SL: Actually, I went to three colleges. I played football in college. I came out of high school and got a scholarship to St. Mary’s College in California. They happened to drop the football program after my first year there so I had to transfer. I transferred and went to New Mexico State. I got a scholarship, I played [foot]ball up there for two years, and the coach who gave me my scholarship left so and I left with him. I followed him to the other school he went to which was Southeast Missouri State.
IMC: Was playing football your number 1 career ambition? Or did you always know you wanted to be an artist?
SL: I always knew. It was like, I guess you could say we all have a voice that we have inside, and I remember being, like, twelve or thirteen and that voice inside was like, “you’re going to be a rapper.” And, I always blocked it out because I was an athlete and my mom preached about going to college. That’s always what I did; so, I was always around it, I was always recording—I think I was recording my first song when I was thirteen. So I was recording and I was around it, but I never took it seriously until I got done with college at around 24.
IMC: How would you describe your sound?
SL: I call it “Middle Finger Music” because it’s really me. I don’t go into the studio to try to sound like anybody else or imitate what anybody else is doing; so, when I say middle finger music, it’s just like, I don’t care what anybody else thinks. I’m not necessarily going to let society conform me. Recently, I was in Atlanta at the International Music Conference, and I met, one of London’s influential hip hop journalist, Ill Will. He said I have a sound like a mixture of Mac Dre and Lil’ Boosie — kind of a rough side and a smooth sound together, that’s a pretty good comparison.
IMC: The music business, is crowded with up and coming artists wanting to make it. What do you feel like you bring to the industry that makes you stand out from the rest?
SL: I bring a unique sound and definitely a unique perspective. Just coming from Oakland and having a well-rounded sound makes me able to be heard on a global level. I bring uniqueness to it and everything I do is authentic. I truly eat, sleep, and breathe music; so, I wake up and it is just what it is. I do this all day every day, every single day.
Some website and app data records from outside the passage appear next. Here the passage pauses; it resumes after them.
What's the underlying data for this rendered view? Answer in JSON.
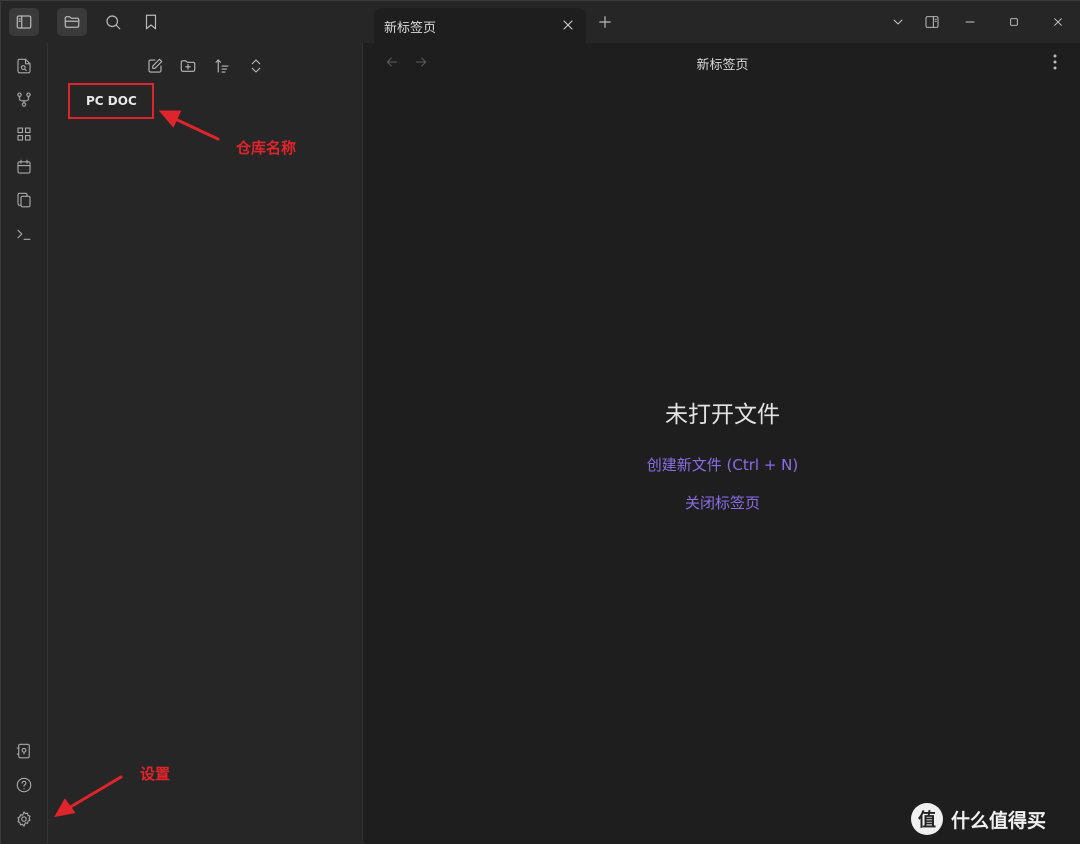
{
  "tab": {
    "title": "新标签页"
  },
  "view": {
    "title": "新标签页"
  },
  "sidebar": {
    "vault_name": "PC DOC"
  },
  "empty_state": {
    "title": "未打开文件",
    "create_action": "创建新文件 (Ctrl + N)",
    "close_action": "关闭标签页"
  },
  "annotations": {
    "vault_label": "仓库名称",
    "settings_label": "设置",
    "color": "#e0242b"
  },
  "watermark": {
    "logo_glyph": "值",
    "text": "什么值得买"
  },
  "colors": {
    "accent": "#8a6ee6",
    "background": "#1e1e1e",
    "panel": "#262626"
  },
  "icons": {
    "titlebar": [
      "sidebar-toggle-icon",
      "folder-icon",
      "search-icon",
      "bookmark-icon",
      "plus-icon",
      "chevron-down-icon",
      "split-view-icon",
      "minimize-icon",
      "maximize-icon",
      "close-icon"
    ],
    "ribbon": [
      "open-switcher-icon",
      "graph-icon",
      "canvas-icon",
      "daily-note-icon",
      "templates-icon",
      "command-palette-icon",
      "vault-switcher-icon",
      "help-icon",
      "settings-icon"
    ],
    "sidebar_tools": [
      "new-note-icon",
      "new-folder-icon",
      "sort-icon",
      "collapse-icon"
    ]
  }
}
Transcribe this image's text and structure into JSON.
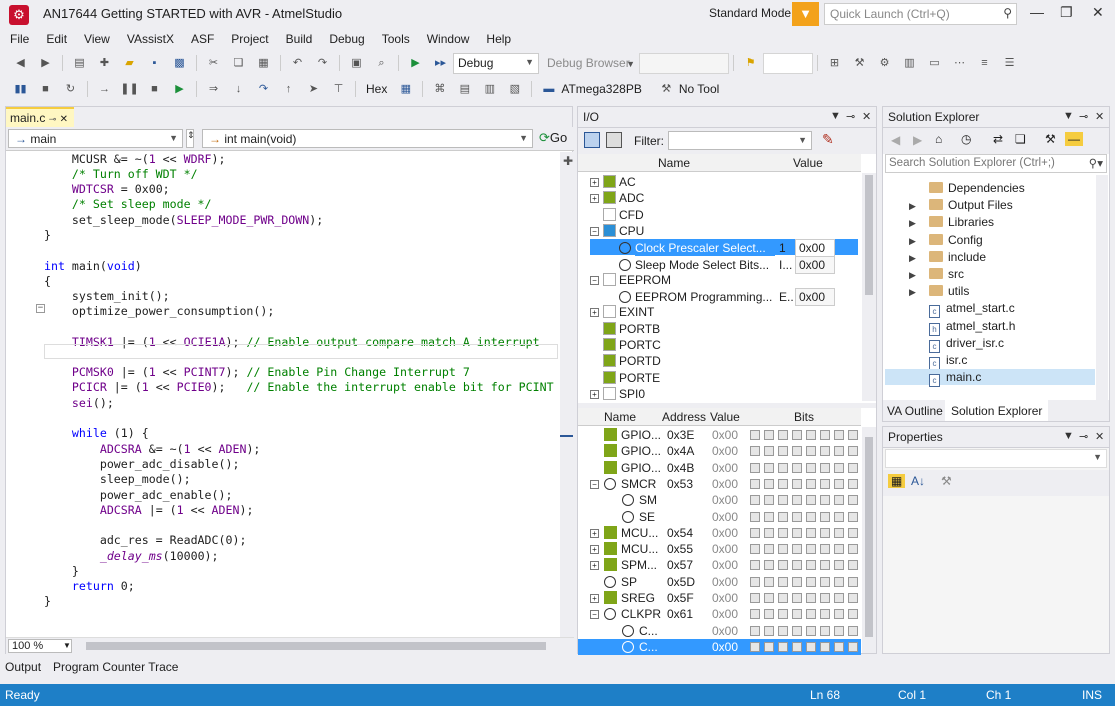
{
  "window": {
    "title": "AN17644 Getting STARTED with AVR - AtmelStudio",
    "mode": "Standard Mode",
    "quick_launch_placeholder": "Quick Launch (Ctrl+Q)"
  },
  "menu": [
    "File",
    "Edit",
    "View",
    "VAssistX",
    "ASF",
    "Project",
    "Build",
    "Debug",
    "Tools",
    "Window",
    "Help"
  ],
  "toolbar": {
    "config": "Debug",
    "debug_browser": "Debug Browser",
    "hex_label": "Hex",
    "device": "ATmega328PB",
    "tool": "No Tool"
  },
  "editor": {
    "tab": "main.c",
    "nav_left": "main",
    "nav_right": "int main(void)",
    "go_label": "Go",
    "zoom": "100 %"
  },
  "io": {
    "title": "I/O",
    "filter_label": "Filter:",
    "col_name": "Name",
    "col_value": "Value",
    "top_rows": [
      {
        "label": "AC",
        "indent": 0,
        "exp": "+"
      },
      {
        "label": "ADC",
        "indent": 0,
        "exp": "+"
      },
      {
        "label": "CFD",
        "indent": 0,
        "exp": ""
      },
      {
        "label": "CPU",
        "indent": 0,
        "exp": "-"
      },
      {
        "label": "Clock Prescaler Select...",
        "indent": 1,
        "value": "1",
        "value2": "0x00",
        "selected": true
      },
      {
        "label": "Sleep Mode Select Bits...",
        "indent": 1,
        "value": "I...",
        "value2": "0x00"
      },
      {
        "label": "EEPROM",
        "indent": 0,
        "exp": "-"
      },
      {
        "label": "EEPROM Programming...",
        "indent": 1,
        "value": "E..",
        "value2": "0x00"
      },
      {
        "label": "EXINT",
        "indent": 0,
        "exp": "+"
      },
      {
        "label": "PORTB",
        "indent": 0,
        "exp": ""
      },
      {
        "label": "PORTC",
        "indent": 0,
        "exp": ""
      },
      {
        "label": "PORTD",
        "indent": 0,
        "exp": ""
      },
      {
        "label": "PORTE",
        "indent": 0,
        "exp": ""
      },
      {
        "label": "SPI0",
        "indent": 0,
        "exp": "+"
      }
    ],
    "bottom_headers": {
      "name": "Name",
      "address": "Address",
      "value": "Value",
      "bits": "Bits"
    },
    "bottom_rows": [
      {
        "name": "GPIO...",
        "addr": "0x3E",
        "val": "0x00"
      },
      {
        "name": "GPIO...",
        "addr": "0x4A",
        "val": "0x00"
      },
      {
        "name": "GPIO...",
        "addr": "0x4B",
        "val": "0x00"
      },
      {
        "name": "SMCR",
        "addr": "0x53",
        "val": "0x00"
      },
      {
        "name": "SM",
        "addr": "",
        "val": "0x00"
      },
      {
        "name": "SE",
        "addr": "",
        "val": "0x00"
      },
      {
        "name": "MCU...",
        "addr": "0x54",
        "val": "0x00"
      },
      {
        "name": "MCU...",
        "addr": "0x55",
        "val": "0x00"
      },
      {
        "name": "SPM...",
        "addr": "0x57",
        "val": "0x00"
      },
      {
        "name": "SP",
        "addr": "0x5D",
        "val": "0x00"
      },
      {
        "name": "SREG",
        "addr": "0x5F",
        "val": "0x00"
      },
      {
        "name": "CLKPR",
        "addr": "0x61",
        "val": "0x00"
      },
      {
        "name": "C...",
        "addr": "",
        "val": "0x00"
      },
      {
        "name": "C...",
        "addr": "",
        "val": "0x00"
      }
    ]
  },
  "solution": {
    "title": "Solution Explorer",
    "search_placeholder": "Search Solution Explorer (Ctrl+;)",
    "items": [
      {
        "label": "Dependencies",
        "type": "folder"
      },
      {
        "label": "Output Files",
        "type": "folder"
      },
      {
        "label": "Libraries",
        "type": "folder"
      },
      {
        "label": "Config",
        "type": "folder"
      },
      {
        "label": "include",
        "type": "folder"
      },
      {
        "label": "src",
        "type": "folder"
      },
      {
        "label": "utils",
        "type": "folder"
      },
      {
        "label": "atmel_start.c",
        "type": "c"
      },
      {
        "label": "atmel_start.h",
        "type": "h"
      },
      {
        "label": "driver_isr.c",
        "type": "c"
      },
      {
        "label": "isr.c",
        "type": "c"
      },
      {
        "label": "main.c",
        "type": "c"
      }
    ],
    "tab1": "VA Outline",
    "tab2": "Solution Explorer"
  },
  "properties": {
    "title": "Properties"
  },
  "bottom_tabs": [
    "Output",
    "Program Counter Trace"
  ],
  "status": {
    "ready": "Ready",
    "ln": "Ln 68",
    "col": "Col 1",
    "ch": "Ch 1",
    "ins": "INS"
  }
}
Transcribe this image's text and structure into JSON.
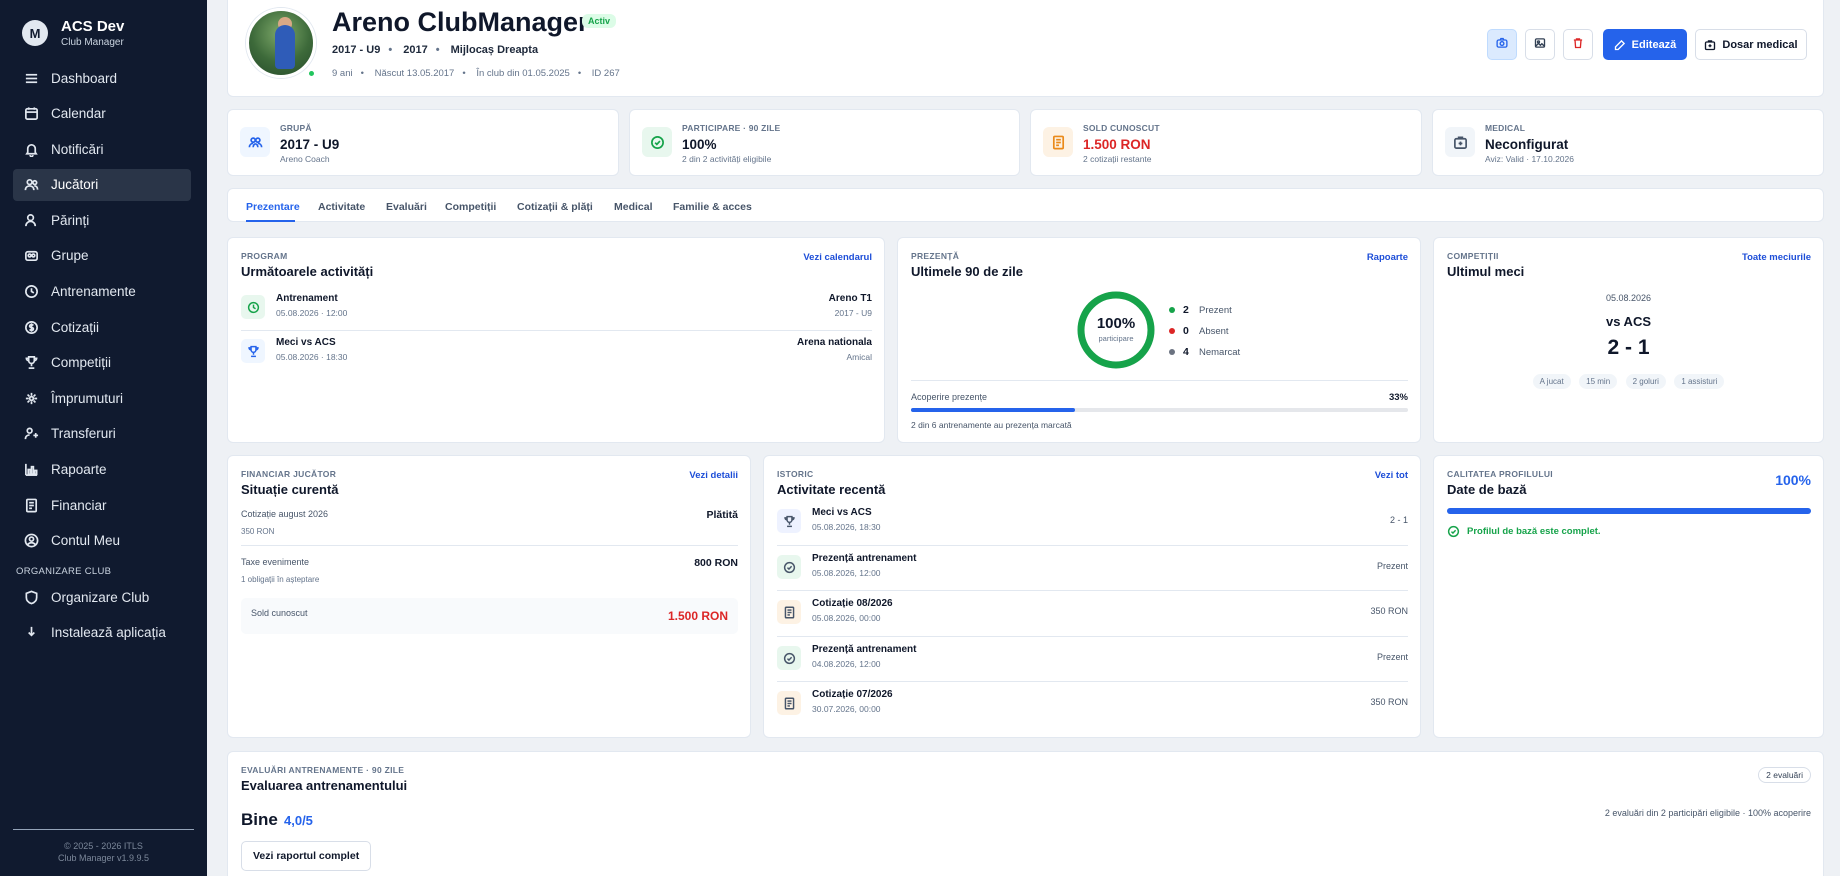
{
  "brand": {
    "title": "ACS Dev",
    "subtitle": "Club Manager",
    "logo_letter": "M"
  },
  "sidebar": {
    "items": [
      {
        "label": "Dashboard",
        "icon": "home-icon"
      },
      {
        "label": "Calendar",
        "icon": "calendar-icon"
      },
      {
        "label": "Notificări",
        "icon": "bell-icon"
      },
      {
        "label": "Jucători",
        "icon": "users-icon",
        "active": true
      },
      {
        "label": "Părinți",
        "icon": "user-icon"
      },
      {
        "label": "Grupe",
        "icon": "group-icon"
      },
      {
        "label": "Antrenamente",
        "icon": "whistle-icon"
      },
      {
        "label": "Cotizații",
        "icon": "dollar-icon"
      },
      {
        "label": "Competiții",
        "icon": "trophy-icon"
      },
      {
        "label": "Împrumuturi",
        "icon": "loan-icon"
      },
      {
        "label": "Transferuri",
        "icon": "transfer-icon"
      },
      {
        "label": "Rapoarte",
        "icon": "chart-icon"
      },
      {
        "label": "Financiar",
        "icon": "receipt-icon"
      },
      {
        "label": "Contul Meu",
        "icon": "account-icon"
      }
    ],
    "section_label": "ORGANIZARE CLUB",
    "section_items": [
      {
        "label": "Organizare Club",
        "icon": "shield-icon"
      },
      {
        "label": "Instalează aplicația",
        "icon": "download-icon"
      }
    ],
    "footer_line1": "© 2025 - 2026 ITLS",
    "footer_line2": "Club Manager v1.9.9.5"
  },
  "player": {
    "name": "Areno ClubManager",
    "status": "Activ",
    "group": "2017 - U9",
    "year": "2017",
    "position": "Mijlocaș Dreapta",
    "age": "9 ani",
    "born": "Născut 13.05.2017",
    "joined": "În club din 01.05.2025",
    "id": "ID 267"
  },
  "actions": {
    "edit": "Editează",
    "medical": "Dosar medical"
  },
  "stats": [
    {
      "label": "GRUPĂ",
      "value": "2017 - U9",
      "sub": "Areno Coach",
      "icon": "group-icon"
    },
    {
      "label": "PARTICIPARE · 90 ZILE",
      "value": "100%",
      "sub": "2 din 2 activități eligibile",
      "icon": "check-circle-icon"
    },
    {
      "label": "SOLD CUNOSCUT",
      "value": "1.500 RON",
      "sub": "2 cotizații restante",
      "icon": "receipt-icon"
    },
    {
      "label": "MEDICAL",
      "value": "Neconfigurat",
      "sub": "Aviz: Valid · 17.10.2026",
      "icon": "medical-kit-icon"
    }
  ],
  "tabs": [
    "Prezentare",
    "Activitate",
    "Evaluări",
    "Competiții",
    "Cotizații & plăți",
    "Medical",
    "Familie & acces"
  ],
  "program": {
    "label": "PROGRAM",
    "title": "Următoarele activități",
    "link": "Vezi calendarul",
    "items": [
      {
        "title": "Antrenament",
        "date": "05.08.2026 · 12:00",
        "place": "Areno T1",
        "detail": "2017 - U9",
        "icon": "clock-icon"
      },
      {
        "title": "Meci vs ACS",
        "date": "05.08.2026 · 18:30",
        "place": "Arena nationala",
        "detail": "Amical",
        "icon": "trophy-icon"
      }
    ]
  },
  "attendance": {
    "label": "PREZENȚĂ",
    "title": "Ultimele 90 de zile",
    "link": "Rapoarte",
    "percent": "100%",
    "percent_value": 100,
    "percent_caption": "participare",
    "legend": [
      {
        "count": "2",
        "label": "Prezent",
        "color": "#16a34a"
      },
      {
        "count": "0",
        "label": "Absent",
        "color": "#dc2626"
      },
      {
        "count": "4",
        "label": "Nemarcat",
        "color": "#6b7280"
      }
    ],
    "coverage_label": "Acoperire prezențe",
    "coverage_value": "33%",
    "coverage_fraction": 0.33,
    "coverage_note": "2 din 6 antrenamente au prezența marcată"
  },
  "last_match": {
    "label": "COMPETIȚII",
    "title": "Ultimul meci",
    "link": "Toate meciurile",
    "date": "05.08.2026",
    "opponent": "vs ACS",
    "score": "2 - 1",
    "chips": [
      "A jucat",
      "15 min",
      "2 goluri",
      "1 assisturi"
    ]
  },
  "finance": {
    "label": "FINANCIAR JUCĂTOR",
    "title": "Situație curentă",
    "link": "Vezi detalii",
    "items": [
      {
        "name": "Cotizație august 2026",
        "sub": "350 RON",
        "value": "Plătită"
      },
      {
        "name": "Taxe evenimente",
        "sub": "1 obligații în așteptare",
        "value": "800 RON"
      }
    ],
    "balance_label": "Sold cunoscut",
    "balance_value": "1.500 RON"
  },
  "history": {
    "label": "ISTORIC",
    "title": "Activitate recentă",
    "link": "Vezi tot",
    "items": [
      {
        "title": "Meci vs ACS",
        "date": "05.08.2026, 18:30",
        "value": "2 - 1",
        "icon": "trophy-icon",
        "tone": "blue"
      },
      {
        "title": "Prezență antrenament",
        "date": "05.08.2026, 12:00",
        "value": "Prezent",
        "icon": "check-circle-icon",
        "tone": "green"
      },
      {
        "title": "Cotizație 08/2026",
        "date": "05.08.2026, 00:00",
        "value": "350 RON",
        "icon": "receipt-icon",
        "tone": "orange"
      },
      {
        "title": "Prezență antrenament",
        "date": "04.08.2026, 12:00",
        "value": "Prezent",
        "icon": "check-circle-icon",
        "tone": "green"
      },
      {
        "title": "Cotizație 07/2026",
        "date": "30.07.2026, 00:00",
        "value": "350 RON",
        "icon": "receipt-icon",
        "tone": "orange"
      }
    ]
  },
  "profile_quality": {
    "label": "CALITATEA PROFILULUI",
    "title": "Date de bază",
    "percent": "100%",
    "fraction": 1.0,
    "message": "Profilul de bază este complet."
  },
  "evaluation": {
    "label": "EVALUĂRI ANTRENAMENTE · 90 ZILE",
    "title": "Evaluarea antrenamentului",
    "badge": "2 evaluări",
    "rating_word": "Bine",
    "rating_value": "4,0/5",
    "summary": "2 evaluări din 2 participări eligibile · 100% acoperire",
    "button": "Vezi raportul complet"
  },
  "colors": {
    "accent": "#2563eb",
    "sidebar": "#101a2f",
    "danger": "#dc2626",
    "success": "#16a34a",
    "warning": "#ea8a1a"
  }
}
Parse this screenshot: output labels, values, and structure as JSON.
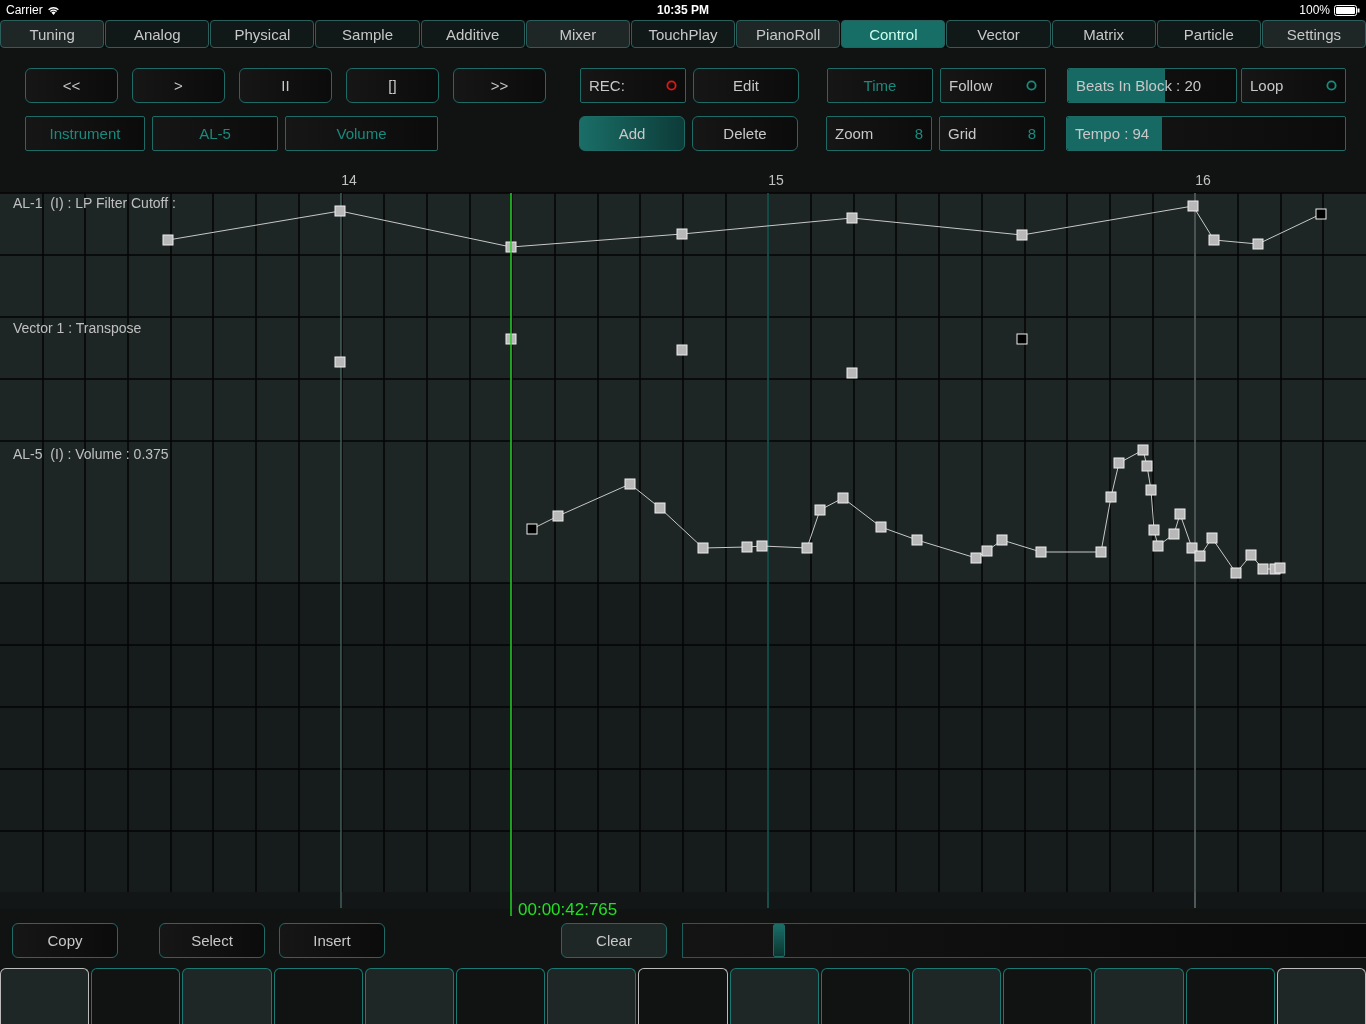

A lot of people can’t say that. A lot of people are doing music because it looks good and it sounds good. But it’s actually what I do. This is my lifestyle. So, I guess just being unique and being myself and being truly authentic is what will make me stand out, I believe in myself and my personal struggles. My life story is real.
IMC: What are you working on now?
SL: I’m dropping an EP soon, #JusKeepWrkn. It will be both the signature Bay-Area sound and my own unique sound. My music caters more toward women since I grew up with just my mom—a big female presence. It talks about relationship problems, and that sort of thing. So I’m going to open up with that side of me more. We have R&B artists [on the EP] like Rotudda and we’re going to have the rougher Bay-Area sound. We’ve been working on this EP with Fresh Killers [a producer known for his work with E 40, Too $hort and Clyde Carson], so I’m excited to get it finished. It should be finished soon. It’s kind of fused together.
IMC: As an up and comer, what advice do you share for other artists wanting to make it?
SL: Just keep working and believe in you. The hardest thing for an artist to do is to prove to someone else that they’re good enough. So, when you focus on proving yourself, and you know, then everybody else is just irrelevant. Just believe in your craft and believe in you. And don’t listen to what anybody else says.